::: SOURCE MATERIAL :::

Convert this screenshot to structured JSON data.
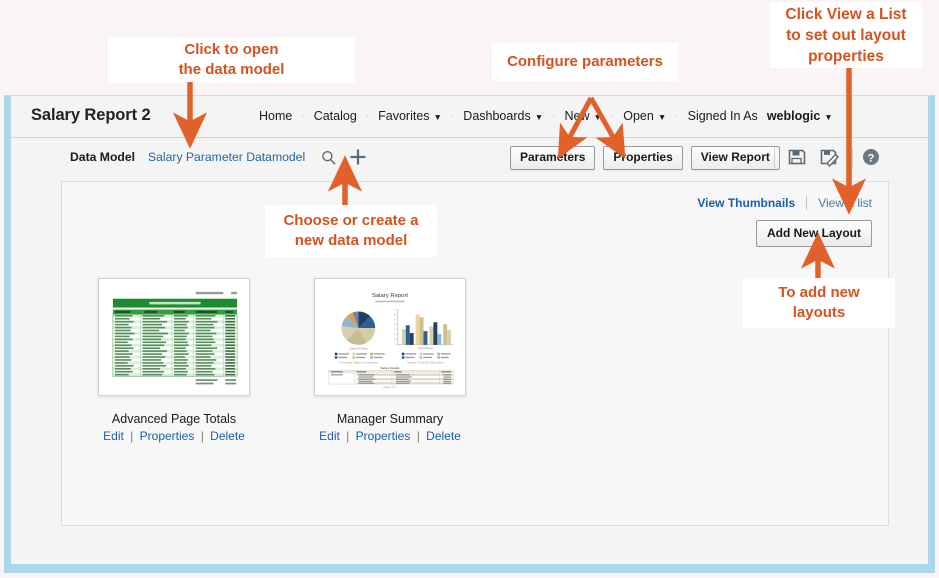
{
  "window": {
    "title": "Salary Report 2",
    "border_color": "#abd7ec",
    "background": "#f4f4f4"
  },
  "globalnav": {
    "items": [
      {
        "label": "Home",
        "caret": false
      },
      {
        "label": "Catalog",
        "caret": false
      },
      {
        "label": "Favorites",
        "caret": true
      },
      {
        "label": "Dashboards",
        "caret": true
      },
      {
        "label": "New",
        "caret": true
      },
      {
        "label": "Open",
        "caret": true
      }
    ],
    "signed_in_label": "Signed In As",
    "user": "weblogic",
    "user_caret": "▼",
    "separator": "·"
  },
  "toolbar": {
    "data_model_label": "Data Model",
    "data_model_value": "Salary Parameter Datamodel",
    "search_icon": "search-icon",
    "add_icon": "plus-icon",
    "buttons": [
      {
        "label": "Parameters",
        "name": "parameters-button"
      },
      {
        "label": "Properties",
        "name": "properties-button"
      },
      {
        "label": "View Report",
        "name": "view-report-button"
      }
    ],
    "save_icon": "save-icon",
    "save_as_icon": "save-as-icon",
    "help_icon": "help-icon"
  },
  "content": {
    "view_thumbnails_label": "View Thumbnails",
    "view_list_label": "View a list",
    "add_new_layout_label": "Add New Layout",
    "layouts": [
      {
        "title": "Advanced Page Totals",
        "links": [
          "Edit",
          "Properties",
          "Delete"
        ],
        "thumbnail_type": "table-report",
        "accent": "#1f8b2f"
      },
      {
        "title": "Manager Summary",
        "links": [
          "Edit",
          "Properties",
          "Delete"
        ],
        "thumbnail_type": "chart-report",
        "accent": "#c8a84b",
        "thumbnail_title": "Salary Report"
      }
    ],
    "link_separator": "|"
  },
  "annotations": [
    {
      "id": "a1",
      "text": "Click to open\nthe data model",
      "target": "data-model-link"
    },
    {
      "id": "a2",
      "text": "Configure parameters",
      "target": "parameters-and-properties-buttons"
    },
    {
      "id": "a3",
      "text": "Click View a List\nto set out layout\nproperties",
      "target": "view-a-list-link"
    },
    {
      "id": "a4",
      "text": "Choose or create a\nnew data model",
      "target": "add-data-model-icon"
    },
    {
      "id": "a5",
      "text": "To add new\nlayouts",
      "target": "add-new-layout-button"
    }
  ],
  "colors": {
    "annotation_text": "#d4531f",
    "annotation_arrow": "#e0622a",
    "link_blue": "#1c5fa8",
    "page_background": "#faf4f7"
  }
}
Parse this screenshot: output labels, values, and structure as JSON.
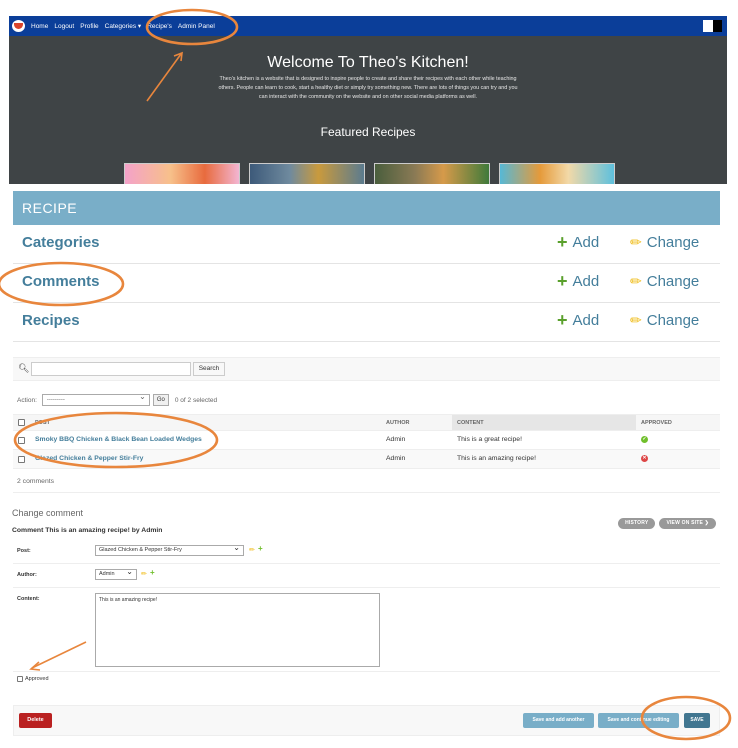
{
  "site": {
    "nav": [
      "Home",
      "Logout",
      "Profile",
      "Categories ▾",
      "Recipe's",
      "Admin Panel"
    ],
    "hero_title": "Welcome To Theo's Kitchen!",
    "hero_text": "Theo's kitchen is a website that is designed to inspire people to create and share their recipes with each other while teaching others. People can learn to cook, start a healthy diet or simply try something new. There are lots of things you can try and you can interact with the community on the website and on other social media platforms as well.",
    "featured_heading": "Featured Recipes"
  },
  "admin_module": {
    "caption": "RECIPE",
    "add_label": "Add",
    "change_label": "Change",
    "models": [
      "Categories",
      "Comments",
      "Recipes"
    ]
  },
  "changelist": {
    "search_button": "Search",
    "action_label": "Action:",
    "action_value": "---------",
    "go_button": "Go",
    "selected_text": "0 of 2 selected",
    "headers": {
      "post": "POST",
      "author": "AUTHOR",
      "content": "CONTENT",
      "approved": "APPROVED"
    },
    "rows": [
      {
        "post": "Smoky BBQ Chicken & Black Bean Loaded Wedges",
        "author": "Admin",
        "content": "This is a great recipe!",
        "approved": true
      },
      {
        "post": "Glazed Chicken & Pepper Stir-Fry",
        "author": "Admin",
        "content": "This is an amazing recipe!",
        "approved": false
      }
    ],
    "count_text": "2 comments"
  },
  "change_form": {
    "title": "Change comment",
    "subtitle": "Comment This is an amazing recipe! by Admin",
    "history_button": "HISTORY",
    "view_on_site_button": "VIEW ON SITE ❯",
    "post_label": "Post:",
    "post_value": "Glazed Chicken & Pepper Stir-Fry",
    "author_label": "Author:",
    "author_value": "Admin",
    "content_label": "Content:",
    "content_value": "This is an amazing recipe!",
    "approved_label": "Approved",
    "delete_button": "Delete",
    "save_add_another": "Save and add another",
    "save_continue": "Save and continue editing",
    "save_button": "SAVE"
  },
  "colors": {
    "navbar": "#0b3e99",
    "hero_bg": "#3f4446",
    "module_header": "#79aec8",
    "link": "#447e9b",
    "annotation": "#e8863d",
    "delete": "#ba2121",
    "save": "#417690"
  }
}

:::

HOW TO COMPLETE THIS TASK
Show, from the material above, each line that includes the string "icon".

OUTPUT BELOW
    "search_icon": "search-icon",
    "add_icon": "plus-icon",
    "save_icon": "save-icon",
    "save_as_icon": "save-as-icon",
    "help_icon": "help-icon"
      "target": "add-data-model-icon"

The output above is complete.